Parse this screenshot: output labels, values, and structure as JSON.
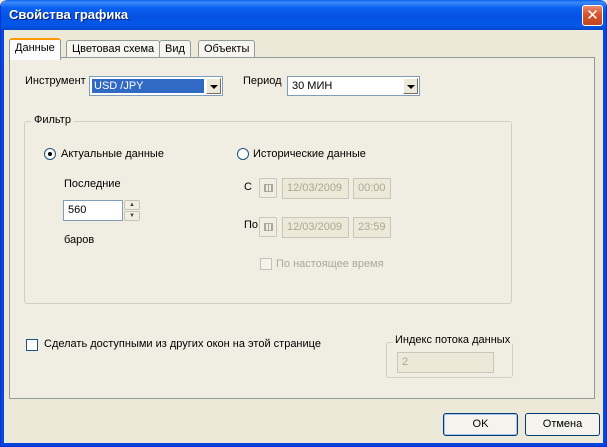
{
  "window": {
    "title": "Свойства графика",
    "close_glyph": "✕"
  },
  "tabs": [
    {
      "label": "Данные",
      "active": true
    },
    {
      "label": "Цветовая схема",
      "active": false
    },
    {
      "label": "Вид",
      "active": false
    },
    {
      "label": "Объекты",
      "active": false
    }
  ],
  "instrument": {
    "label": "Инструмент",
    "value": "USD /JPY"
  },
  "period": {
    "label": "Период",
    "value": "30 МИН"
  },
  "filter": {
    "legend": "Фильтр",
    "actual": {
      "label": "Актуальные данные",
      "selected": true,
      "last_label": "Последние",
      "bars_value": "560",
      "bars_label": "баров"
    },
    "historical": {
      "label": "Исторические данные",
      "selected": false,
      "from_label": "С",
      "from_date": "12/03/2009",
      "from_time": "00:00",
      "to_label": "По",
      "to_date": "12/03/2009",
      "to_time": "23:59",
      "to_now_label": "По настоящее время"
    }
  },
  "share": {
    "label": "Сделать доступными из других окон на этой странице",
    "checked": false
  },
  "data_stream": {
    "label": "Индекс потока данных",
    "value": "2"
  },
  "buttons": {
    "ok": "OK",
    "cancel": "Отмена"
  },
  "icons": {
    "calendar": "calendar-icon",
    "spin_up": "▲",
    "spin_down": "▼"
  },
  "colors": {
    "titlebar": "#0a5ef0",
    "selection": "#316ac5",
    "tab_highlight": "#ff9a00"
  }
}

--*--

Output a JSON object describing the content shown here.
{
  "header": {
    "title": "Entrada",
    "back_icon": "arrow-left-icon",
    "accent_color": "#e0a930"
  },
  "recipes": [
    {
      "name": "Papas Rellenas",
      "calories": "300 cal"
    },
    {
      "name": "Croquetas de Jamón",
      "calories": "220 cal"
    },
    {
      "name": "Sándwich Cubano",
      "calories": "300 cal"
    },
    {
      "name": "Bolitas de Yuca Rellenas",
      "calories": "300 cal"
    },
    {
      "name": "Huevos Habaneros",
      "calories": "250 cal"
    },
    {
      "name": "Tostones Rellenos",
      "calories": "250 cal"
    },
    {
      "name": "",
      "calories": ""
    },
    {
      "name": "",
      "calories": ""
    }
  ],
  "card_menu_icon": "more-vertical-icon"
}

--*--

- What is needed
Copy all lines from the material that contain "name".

- Result for this task
      "name": "Papas Rellenas",
      "name": "Croquetas de Jamón",
      "name": "Sándwich Cubano",
      "name": "Bolitas de Yuca Rellenas",
      "name": "Huevos Habaneros",
      "name": "Tostones Rellenos",
      "name": "",
      "name": "",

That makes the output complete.